  • Preserve Evidence: Take steps to preserve physical evidence at the scene. This might include not moving vehicles or equipment involved in the accident unless necessary for safety and leaving all objects as they were at the time of the accident.
  • Document the Scene: Take photographs and videos of the scene from multiple angles. Capture images of any machinery, vehicles, substances, or environmental conditions that may have played a role in the accident.
  • Collect Witness Statements: Identify and interview anyone who may have witnessed the accident. Record their statements, and include their names and contact information for follow-up.
  • Make a Detailed Record: Write a detailed account of the scene. Include the date, time, and location of the accident. Describe the events leading up to the accident and what occurred during and after the incident.
  • Implement Temporary Controls: If the accident scene poses ongoing risks, implement temporary controls to mitigate them. This may include cleaning up spills, propping up unstable structures, or posting warning signs.
  • Report to Regulatory Authorities: If the accident requires reporting to regulatory authorities, ensure this is done according to the applicable regulations.
  • Follow Up and Monitor the Scene: After the initial securing and documenting of the accident scene, it’s important to monitor the area for safety and ensure no further evidence is disturbed until the investigation is complete.

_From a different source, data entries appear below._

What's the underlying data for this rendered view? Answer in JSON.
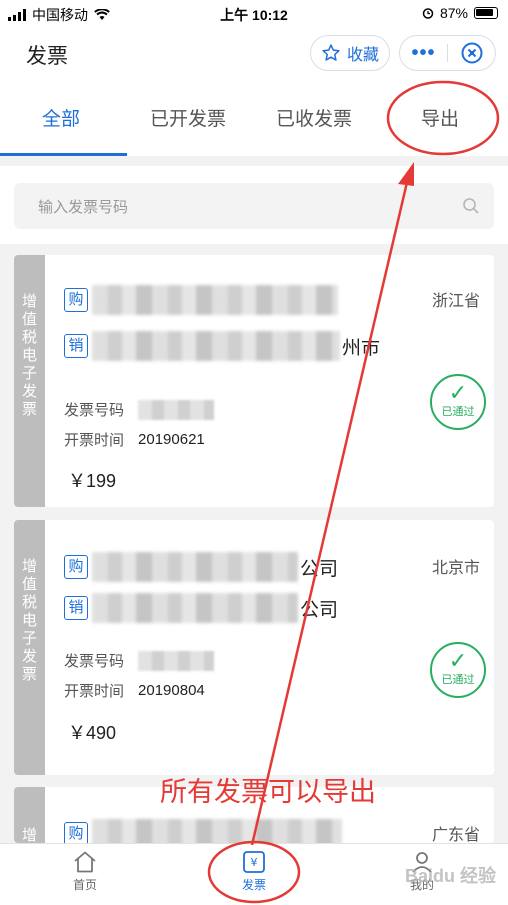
{
  "status_bar": {
    "carrier": "中国移动",
    "time": "上午 10:12",
    "battery": "87%"
  },
  "header": {
    "title": "发票",
    "favorite_label": "收藏",
    "more_label": "•••"
  },
  "tabs": [
    {
      "label": "全部",
      "active": true
    },
    {
      "label": "已开发票",
      "active": false
    },
    {
      "label": "已收发票",
      "active": false
    },
    {
      "label": "导出",
      "active": false
    }
  ],
  "search": {
    "placeholder": "输入发票号码"
  },
  "invoices": [
    {
      "type_label": "增值税电子发票",
      "buyer_tag": "购",
      "buyer_visible": "",
      "seller_tag": "销",
      "seller_visible": "州市",
      "province": "浙江省",
      "number_label": "发票号码",
      "date_label": "开票时间",
      "date": "20190621",
      "price": "￥199",
      "status": "已通过"
    },
    {
      "type_label": "增值税电子发票",
      "buyer_tag": "购",
      "buyer_visible": "公司",
      "seller_tag": "销",
      "seller_visible": "公司",
      "province": "北京市",
      "number_label": "发票号码",
      "date_label": "开票时间",
      "date": "20190804",
      "price": "￥490",
      "status": "已通过"
    },
    {
      "type_label": "增",
      "buyer_tag": "购",
      "buyer_visible": "",
      "province": "广东省"
    }
  ],
  "bottom_nav": [
    {
      "label": "首页",
      "icon": "home-icon",
      "active": false
    },
    {
      "label": "发票",
      "icon": "invoice-icon",
      "active": true
    },
    {
      "label": "我的",
      "icon": "profile-icon",
      "active": false
    }
  ],
  "annotation": {
    "caption": "所有发票可以导出",
    "color": "#e53935"
  },
  "watermark": "Baidu 经验",
  "colors": {
    "accent": "#1e6fd9",
    "success": "#27ae60",
    "annotation": "#e53935"
  }
}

Remember, the main objectives in securing and documenting an accident scene are ensuring safety, preserving evidence, and collecting information that will be critical in understanding and preventing similar incidents in the future.


In conclusion, securing the scene of an accident is an indispensable practice that serves as the foundation for a cascade of pivotal actions and processes. It is the linchpin in ensuring the safety and well-being of individuals, preserving critical evidence, facilitating a thorough investigation, and upholding compliance with legal and regulatory requirements.

Additionally, it aids in safeguarding organizational interests, such as insurance coverage, maintaining operational continuity, and mitigating liability. By understanding and effectively implementing the measures to secure an accident scene, we contribute to creating a safer, more responsible, and resilient work environment, which is imperative for the welfare of individuals and the sustainability of organizations.